Experience with working toward gender equality has been gained in thousands of development cooperation projects. The lessons learned have been recorded at international conferences and workshops (for example, Nike-NCDO seminars in Casablanca and Amsterdam, 2006) and in research (Van Kampen, Gender, sport en ontwikkelingssamenwerking, University of Utrecht 2001; many studies by ministries, the World Bank and the United Nations, such as 'Successful strategies for addressing gender equality issues in programs and projects: what works?' Development Bulletin no. 64, 2004).
Gender is a fully-fledged discipline. Scientific institutes and specialised consulting agencies work in the field. In this publication we have broadly outlined the steps that can be taken in aiming to achieve gender equality. It is recommended to utilise the experience of organisations that have already achieved an important degree of gender equality as well as the knowledge and expertise of specialists.
Develop a shared vision of gender equality
Developing a shared vision of gender equality is an important success factor. Concretely, this means holding a dialogue with local partners about the importance of equality and the relationship of this theme to the planned activities. This dialogue needs to be held at a policy level, in designing programmes and projects, and during their implementation.

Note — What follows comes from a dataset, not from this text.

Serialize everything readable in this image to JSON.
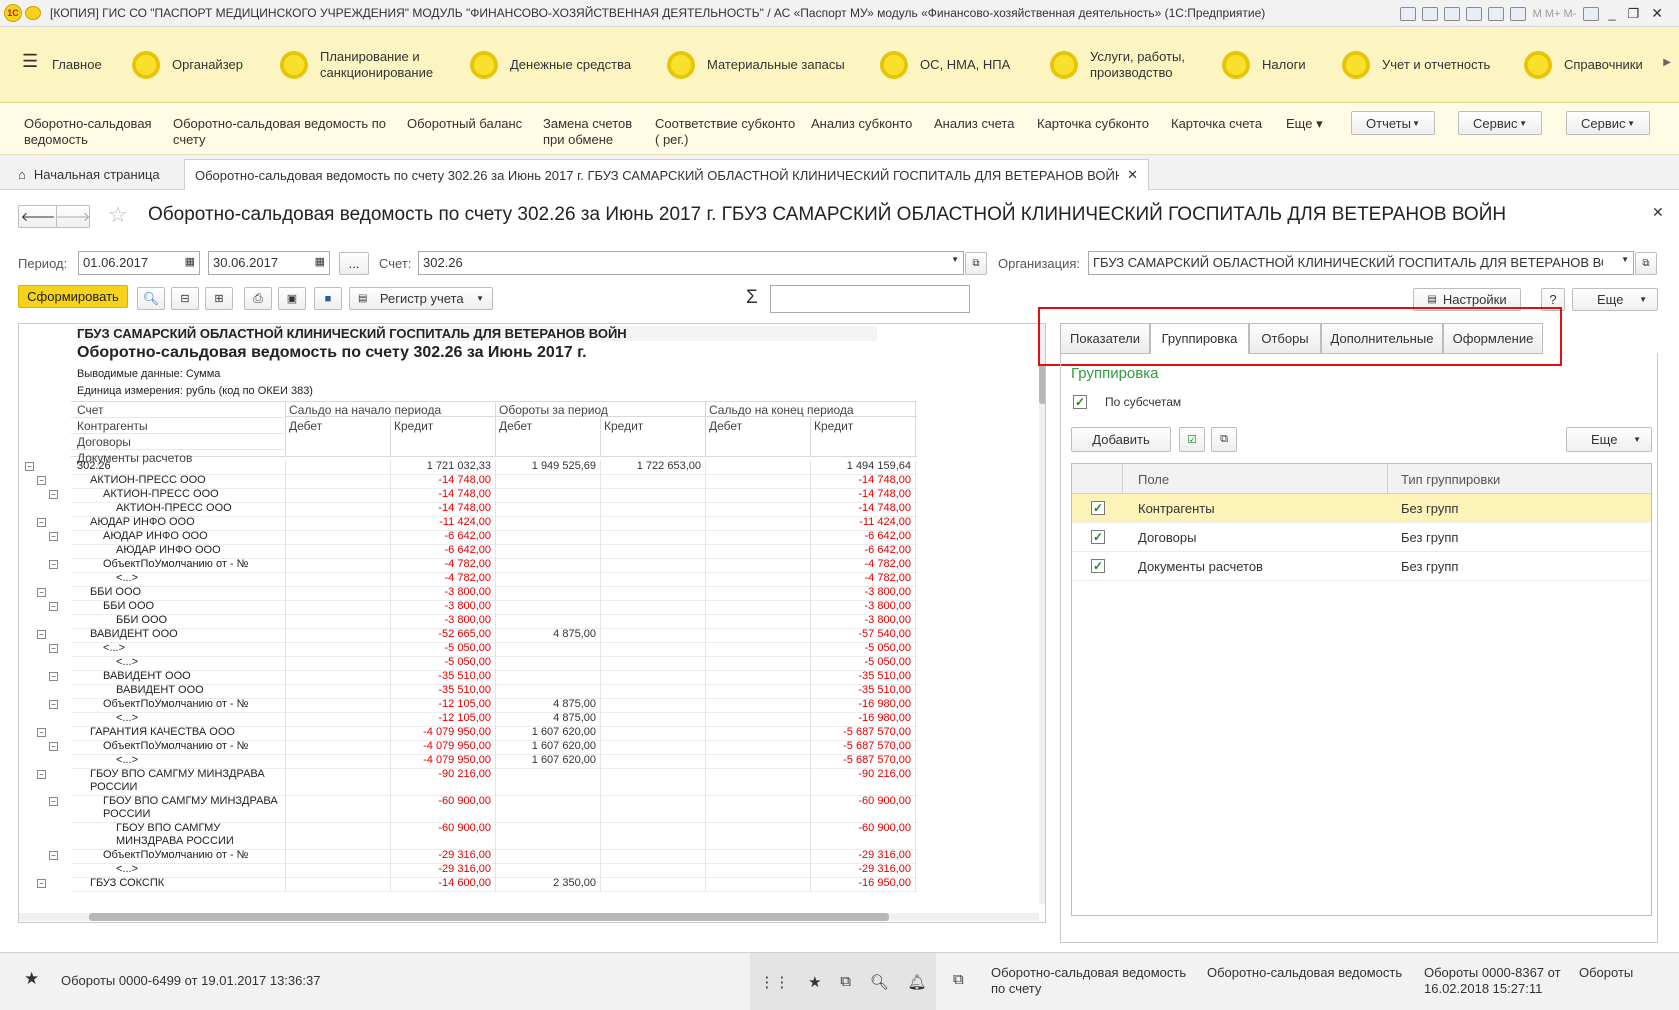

In order to develop a shared vision of objectives and principles, it is essential to understand the partner organisation and the social, cultural and economic context. This is subject to the following conditions:
Take a look at yourself
If the approach is to be effective, organisations must first determine their own internal position on the gender issue. How is gender equality being achieved in their own structures and activities? (Live up to your own words.) The local partner must also implement gender mainstreaming. Many organisations have in fact already taken these steps. Women's organisations have expertise in this field. It is worthwhile to learn from the experience of others. See the example of 23 Brazilian women's organisations that have formed a network and offer their services to support others to achieve gender equality.
Involve the community and the target group
Stakeholders, representatives of local NGOs and community leaders should also be involved in developing the vision. To achieve equality, not only the girls need to be emancipated, but the men must change as well. Keep in touch with key persons and ask their opinion. What do they think, for example, of the fact that women and girls take part in sports activities and wear sports clothing? What is acceptable and what is not? Also, work together with local women's networks. These networks are often well informed about the position of women in that culture and they have a big (women's) network themselves. For instance, a women's organisation can be asked if they have any particular wishes in the area of sport, or their expertise or network can be put to use for activities.
Long-term involvement is a prerequisite in creating gender equality. It involves complex processes of cultural change that take much time and energy. Doing a project for two years and then pulling up stakes can have negative rather than positive effects: the change process will then have been initiated but will not yet have crystallised. A relapse is likely. In that case, the women, having tasted 'freedom', will be less accepting of their former roles and may fulfil them more unwillingly, causing conflicts and even breaking up households.